Ezra Klein uses this chart from the CBO to illustrate the point that "Medicare and Medicaid aren't in any unique distress -- that their cost problems are a function of health inflation across the whole economy, not just in government programs, and that to get their growth under control will require wholesale reform." To play devil's advocate for a bit, though, one can imagine a scenario in which the economy grows fast enough between 2007 and 2082 for the non-health care sector of the economy to grow notwithstanding the vast growth in the share of the economy going to health care. Indeed, if we keep up a two percent annual growth rate (which would be on the slow side), the size of our economy will double in just 35 years. So there's plenty of room for health spending to escalate enormously as a share over the next 75 years without that actually reducing people to penury.

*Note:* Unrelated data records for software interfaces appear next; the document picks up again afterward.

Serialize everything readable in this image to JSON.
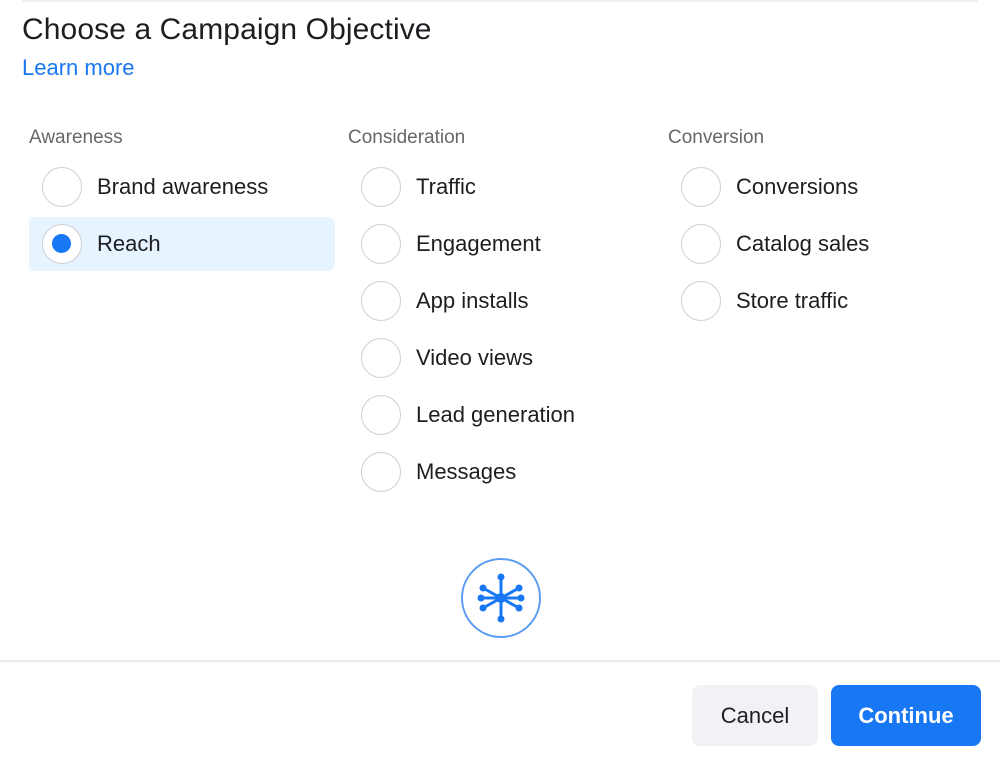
{
  "header": {
    "title": "Choose a Campaign Objective",
    "learn_more": "Learn more"
  },
  "columns": [
    {
      "heading": "Awareness",
      "options": [
        {
          "label": "Brand awareness",
          "selected": false
        },
        {
          "label": "Reach",
          "selected": true
        }
      ]
    },
    {
      "heading": "Consideration",
      "options": [
        {
          "label": "Traffic",
          "selected": false
        },
        {
          "label": "Engagement",
          "selected": false
        },
        {
          "label": "App installs",
          "selected": false
        },
        {
          "label": "Video views",
          "selected": false
        },
        {
          "label": "Lead generation",
          "selected": false
        },
        {
          "label": "Messages",
          "selected": false
        }
      ]
    },
    {
      "heading": "Conversion",
      "options": [
        {
          "label": "Conversions",
          "selected": false
        },
        {
          "label": "Catalog sales",
          "selected": false
        },
        {
          "label": "Store traffic",
          "selected": false
        }
      ]
    }
  ],
  "illustration": {
    "icon": "reach-network-icon",
    "color": "#1877f2"
  },
  "footer": {
    "cancel_label": "Cancel",
    "continue_label": "Continue"
  },
  "colors": {
    "accent": "#1877f2",
    "selected_bg": "#e7f3ff"
  }
}
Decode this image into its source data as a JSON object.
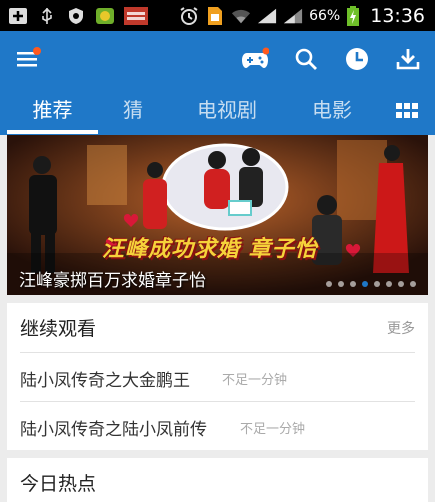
{
  "status_bar": {
    "battery": "66%",
    "time": "13:36"
  },
  "app_bar": {
    "icons": [
      "menu-icon",
      "game-controller-icon",
      "search-icon",
      "history-icon",
      "download-icon"
    ]
  },
  "tabs": [
    {
      "label": "推荐",
      "active": true
    },
    {
      "label": "猜",
      "active": false
    },
    {
      "label": "电视剧",
      "active": false
    },
    {
      "label": "电影",
      "active": false
    }
  ],
  "banner": {
    "caption": "汪峰豪掷百万求婚章子怡",
    "overlay_title": "汪峰成功求婚 章子怡",
    "dots_total": 8,
    "dots_active": 3
  },
  "continue_watching": {
    "title": "继续观看",
    "more": "更多",
    "items": [
      {
        "title": "陆小凤传奇之大金鹏王",
        "progress": "不足一分钟"
      },
      {
        "title": "陆小凤传奇之陆小凤前传",
        "progress": "不足一分钟"
      }
    ]
  },
  "hot_today": {
    "title": "今日热点"
  },
  "colors": {
    "accent": "#1f78c8",
    "notification_dot": "#ff5a1f"
  }
}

When it comes to public sector programs, by contrast, there's an argument that if the share of GDP that's going to taxes goes that high, it'll destroy the economy. Incentives, deadweight loss, etc. I don't know that I really think that's the case, but that's the argument you would hear for why runaway Medicare and Medicaid growth is a special kind of horribleness.
Now for my view, there's little evidence that health care spending really helps people, so it really would be a shame -- albeit a survivable one -- for health spending to grow on this trajectory. On top of that, there's good reason to believe that the most effective method of radically restraining health care spending is through full-bore socialized medicine as in the UK's National Health Services. UK health care is slightly worse than what you can get elsewhere, but it's way cheaper and UK health outcomes aren't wildly worse than outcomes anywhere else. Save money by providing universal mediocre health care, à la NHS, leave some of the savings in people's pockets and spend the rest on subsidizing mass transit and bike paths. Or to look at it another way, if Hillary Clinton's entire agenda were enacted, her climate change proposals would wind up doing more to improve public health than would her health care proposals.
Matthew Yglesias is a former writer and editor at The Atlantic.